    In the United States, States decide how e-Bikes can be used on streets and bike paths. Over time, without clear guidance, states adopted outdated rules governing the use of e-Bikes — some treating them like human-powered bicycles, some treating them like motor vehicles, and everything in between. Some have no regulation whatsoever.

    Since 2014, with leadership team from PeopleForBikes, the national bicycle advocacy group and bicycle industry trade association, more than 30 states have passed a standardized regulation for e-Bike use with a simple, straightforward approach known as the “3-Class” System. This model legislation defines three common classes of e-Bikes (based on speed, wattage, and operation), and allows states to decide which types of bicycle infrastructure each class can use (typically Class 1 and Class 2 e-Bikes are allowed wherever traditional bikes are allowed). It also requires e-Bike makers to place a highly visible sticker on the frame to indicate an e-Bike's Class.

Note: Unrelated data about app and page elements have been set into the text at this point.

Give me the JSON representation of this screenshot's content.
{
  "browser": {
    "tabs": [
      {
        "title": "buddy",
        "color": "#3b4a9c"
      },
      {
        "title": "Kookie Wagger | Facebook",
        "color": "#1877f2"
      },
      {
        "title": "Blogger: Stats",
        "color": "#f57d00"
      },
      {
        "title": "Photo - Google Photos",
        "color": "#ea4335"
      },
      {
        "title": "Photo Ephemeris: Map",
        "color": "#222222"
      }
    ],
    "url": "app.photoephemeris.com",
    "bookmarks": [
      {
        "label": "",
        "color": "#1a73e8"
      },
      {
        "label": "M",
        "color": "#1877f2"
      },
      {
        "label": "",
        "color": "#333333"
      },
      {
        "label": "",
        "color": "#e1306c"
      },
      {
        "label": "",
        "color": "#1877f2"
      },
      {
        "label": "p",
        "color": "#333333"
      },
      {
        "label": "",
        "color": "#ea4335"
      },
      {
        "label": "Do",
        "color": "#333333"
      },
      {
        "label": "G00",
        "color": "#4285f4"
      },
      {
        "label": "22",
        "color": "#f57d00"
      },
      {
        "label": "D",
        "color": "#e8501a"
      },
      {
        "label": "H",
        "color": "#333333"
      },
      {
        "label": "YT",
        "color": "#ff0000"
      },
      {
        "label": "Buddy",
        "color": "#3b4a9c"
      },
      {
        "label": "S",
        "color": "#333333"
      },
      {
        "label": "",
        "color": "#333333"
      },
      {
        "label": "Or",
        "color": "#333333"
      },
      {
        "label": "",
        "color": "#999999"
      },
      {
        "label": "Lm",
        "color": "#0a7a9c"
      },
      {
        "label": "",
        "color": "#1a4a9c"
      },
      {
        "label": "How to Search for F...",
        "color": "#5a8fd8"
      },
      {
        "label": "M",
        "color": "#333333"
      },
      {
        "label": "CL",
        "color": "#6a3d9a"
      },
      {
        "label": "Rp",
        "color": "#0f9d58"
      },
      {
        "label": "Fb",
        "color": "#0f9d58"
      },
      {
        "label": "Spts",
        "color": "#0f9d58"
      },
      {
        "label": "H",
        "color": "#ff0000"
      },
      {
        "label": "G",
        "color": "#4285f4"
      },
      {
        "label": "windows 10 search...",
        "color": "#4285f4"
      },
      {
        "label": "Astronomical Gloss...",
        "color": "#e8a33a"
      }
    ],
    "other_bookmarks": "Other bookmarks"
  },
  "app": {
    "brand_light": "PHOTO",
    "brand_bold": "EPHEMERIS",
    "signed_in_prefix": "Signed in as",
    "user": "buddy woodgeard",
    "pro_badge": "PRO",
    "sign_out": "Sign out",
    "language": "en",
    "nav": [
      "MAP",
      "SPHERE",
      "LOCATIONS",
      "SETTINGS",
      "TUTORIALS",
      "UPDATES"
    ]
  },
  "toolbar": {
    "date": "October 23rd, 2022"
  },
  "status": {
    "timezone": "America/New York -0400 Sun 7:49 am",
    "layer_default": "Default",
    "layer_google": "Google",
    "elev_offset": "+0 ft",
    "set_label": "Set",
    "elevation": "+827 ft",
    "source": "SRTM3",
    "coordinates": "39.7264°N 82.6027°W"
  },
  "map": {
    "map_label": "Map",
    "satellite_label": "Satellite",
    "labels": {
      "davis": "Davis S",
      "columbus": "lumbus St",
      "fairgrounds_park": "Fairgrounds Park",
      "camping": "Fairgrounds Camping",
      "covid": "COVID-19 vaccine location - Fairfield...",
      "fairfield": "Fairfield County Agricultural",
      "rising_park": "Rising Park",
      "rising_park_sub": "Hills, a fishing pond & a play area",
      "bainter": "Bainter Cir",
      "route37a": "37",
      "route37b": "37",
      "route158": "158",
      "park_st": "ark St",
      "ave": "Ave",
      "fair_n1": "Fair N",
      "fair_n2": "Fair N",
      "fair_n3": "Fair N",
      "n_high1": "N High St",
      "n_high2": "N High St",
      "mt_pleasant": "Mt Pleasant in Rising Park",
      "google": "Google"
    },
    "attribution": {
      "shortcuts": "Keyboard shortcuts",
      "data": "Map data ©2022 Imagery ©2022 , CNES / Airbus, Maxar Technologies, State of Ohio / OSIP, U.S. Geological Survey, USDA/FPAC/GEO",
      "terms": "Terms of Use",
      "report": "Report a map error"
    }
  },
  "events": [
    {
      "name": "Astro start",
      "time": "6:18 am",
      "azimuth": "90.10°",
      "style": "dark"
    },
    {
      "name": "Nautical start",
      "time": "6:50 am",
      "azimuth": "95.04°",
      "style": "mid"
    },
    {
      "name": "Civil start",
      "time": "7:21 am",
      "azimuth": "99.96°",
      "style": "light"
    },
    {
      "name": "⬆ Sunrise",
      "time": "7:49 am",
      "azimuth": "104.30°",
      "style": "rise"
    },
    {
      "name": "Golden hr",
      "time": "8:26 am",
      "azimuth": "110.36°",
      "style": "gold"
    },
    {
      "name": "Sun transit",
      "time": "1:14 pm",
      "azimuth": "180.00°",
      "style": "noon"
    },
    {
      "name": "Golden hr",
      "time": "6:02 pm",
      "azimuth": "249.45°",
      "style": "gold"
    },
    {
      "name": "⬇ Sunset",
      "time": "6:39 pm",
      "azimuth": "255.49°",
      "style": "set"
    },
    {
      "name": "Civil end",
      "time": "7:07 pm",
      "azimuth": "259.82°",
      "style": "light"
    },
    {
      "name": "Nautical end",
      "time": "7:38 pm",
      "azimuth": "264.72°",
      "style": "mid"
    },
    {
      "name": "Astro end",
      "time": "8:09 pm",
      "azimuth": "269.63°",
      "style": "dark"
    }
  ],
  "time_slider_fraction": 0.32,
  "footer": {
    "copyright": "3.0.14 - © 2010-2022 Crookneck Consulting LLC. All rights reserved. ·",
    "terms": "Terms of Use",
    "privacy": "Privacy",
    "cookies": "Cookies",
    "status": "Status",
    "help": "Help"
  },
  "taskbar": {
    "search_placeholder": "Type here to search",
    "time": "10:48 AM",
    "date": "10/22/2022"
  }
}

    In 2015, California was the first state to adopt this “3-Class” approach, and since then, 32 other states followed suit: Alabama, Arizona, Arkansas, Colorado, Connecticut, Florida, Georgia, Idaho, Illinois, Indiana, Iowa, Louisiana, Maine, Maryland, Michigan, Mississippi, New Hampshire, New Jersey, New York, North Dakota, Ohio, Oklahoma, South Dakota, Tennessee, Texas, Utah, Virginia, Vermont, Washington, West Virginia, Wisconsin, and Wyoming. More states around the country should adopt this “3-Class” standard to eliminate confusion, enhance safety, and promote this green transportation method.

    Electric bikes (e-Bikes) are gaining traction as a means of transportation in the United States after enjoying years of popularity in Europe. Anyone can ride them, from the most seasoned bike rider to someone who hasn't biked since childhood. e-Bikes have the potential to expand bike riding to new audiences and keep people riding bikes throughout their lives.

    But some confusion around how and where electric bikes can be ridden is dampening their growth potential and as an emerging technology, they require clear regulations to govern their use and create stability in the marketplace.
    The 3 e-Bike class system was initially conceptualized and promoted by the PeopleForBikes Coalition and the Bicycle Product Suppliers Association (BPSA). These organizations worked together to create a standardized legislative framework for e-Bikes, aiming to provide clear guidelines for users, manufacturers, and law enforcement.

    This classification framework began gaining momentum around 2015, following its adoption in California under Assembly Bill No. 1096 (AB-1096). The bill also specified the permissible areas for each e-Bike class, allowing class 1 and 2 e-Bikes in areas designated for traditional bicycles, while restricting class 3 e-Bikes to roads or bike paths near roads.

    Following California's lead, over half of the U.S. states have now adopted this three-tier system. However, the implementation details differ from state to state, and some states have not yet formally classified e-Bikes in their legislation. This is important to consider the difference e-Bike classes when looking for the best electric bike for you, whether it's class 1 vs class 2 e-Bike, class 2 vs class 3 e-Bike, or class 1 vs class 3 e-Bike.

    Electric bikes (e-Bikes) are gaining traction as a means of transportation in the United States after enjoying years of popularity in Europe. Anyone can ride them, from the most seasoned bike rider to someone who hasn't biked since childhood. e-Bikes have the potential to expand bike riding to new audiences and keep people riding bikes throughout their lives.